Work required –
Identify each line below that contains the word "亲子手机摄影", and copy it out.

Provided material –
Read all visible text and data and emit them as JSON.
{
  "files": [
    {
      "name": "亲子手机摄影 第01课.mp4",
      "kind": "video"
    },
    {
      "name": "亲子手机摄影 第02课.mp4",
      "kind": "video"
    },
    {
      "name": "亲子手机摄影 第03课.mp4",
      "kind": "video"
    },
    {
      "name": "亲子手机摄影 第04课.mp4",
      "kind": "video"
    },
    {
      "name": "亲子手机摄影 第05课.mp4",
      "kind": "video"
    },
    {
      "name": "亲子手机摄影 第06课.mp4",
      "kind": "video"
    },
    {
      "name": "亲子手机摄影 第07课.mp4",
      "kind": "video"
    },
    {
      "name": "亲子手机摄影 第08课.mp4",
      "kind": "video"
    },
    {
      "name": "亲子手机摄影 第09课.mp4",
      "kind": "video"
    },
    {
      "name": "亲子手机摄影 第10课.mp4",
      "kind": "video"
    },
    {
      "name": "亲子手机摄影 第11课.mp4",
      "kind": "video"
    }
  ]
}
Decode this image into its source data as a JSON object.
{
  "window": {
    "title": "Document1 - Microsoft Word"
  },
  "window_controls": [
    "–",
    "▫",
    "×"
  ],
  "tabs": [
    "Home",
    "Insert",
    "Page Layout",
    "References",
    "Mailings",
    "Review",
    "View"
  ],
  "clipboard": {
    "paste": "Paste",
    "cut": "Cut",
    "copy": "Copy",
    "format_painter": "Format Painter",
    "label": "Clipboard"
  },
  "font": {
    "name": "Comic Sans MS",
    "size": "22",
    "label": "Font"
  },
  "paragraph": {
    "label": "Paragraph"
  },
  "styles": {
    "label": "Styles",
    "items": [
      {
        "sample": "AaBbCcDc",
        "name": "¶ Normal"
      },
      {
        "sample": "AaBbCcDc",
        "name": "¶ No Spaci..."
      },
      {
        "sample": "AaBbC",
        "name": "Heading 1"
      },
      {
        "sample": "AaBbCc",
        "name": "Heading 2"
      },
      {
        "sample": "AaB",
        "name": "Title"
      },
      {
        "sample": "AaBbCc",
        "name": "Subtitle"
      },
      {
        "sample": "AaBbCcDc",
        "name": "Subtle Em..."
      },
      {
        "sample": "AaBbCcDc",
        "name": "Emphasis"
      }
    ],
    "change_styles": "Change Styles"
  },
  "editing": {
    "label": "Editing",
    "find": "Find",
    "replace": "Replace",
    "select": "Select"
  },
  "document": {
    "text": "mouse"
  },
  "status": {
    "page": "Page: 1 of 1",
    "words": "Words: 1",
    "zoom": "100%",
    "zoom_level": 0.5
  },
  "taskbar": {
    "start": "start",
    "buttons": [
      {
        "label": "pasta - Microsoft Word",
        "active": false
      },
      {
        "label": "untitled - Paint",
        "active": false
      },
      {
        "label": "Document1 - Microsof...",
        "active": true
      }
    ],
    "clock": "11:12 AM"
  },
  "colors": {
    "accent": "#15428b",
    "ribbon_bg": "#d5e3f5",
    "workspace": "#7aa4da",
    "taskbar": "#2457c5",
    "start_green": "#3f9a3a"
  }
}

Solution –
      "name": "亲子手机摄影 第01课.mp4",
      "name": "亲子手机摄影 第02课.mp4",
      "name": "亲子手机摄影 第03课.mp4",
      "name": "亲子手机摄影 第04课.mp4",
      "name": "亲子手机摄影 第05课.mp4",
      "name": "亲子手机摄影 第06课.mp4",
      "name": "亲子手机摄影 第07课.mp4",
      "name": "亲子手机摄影 第08课.mp4",
      "name": "亲子手机摄影 第09课.mp4",
      "name": "亲子手机摄影 第10课.mp4",
      "name": "亲子手机摄影 第11课.mp4",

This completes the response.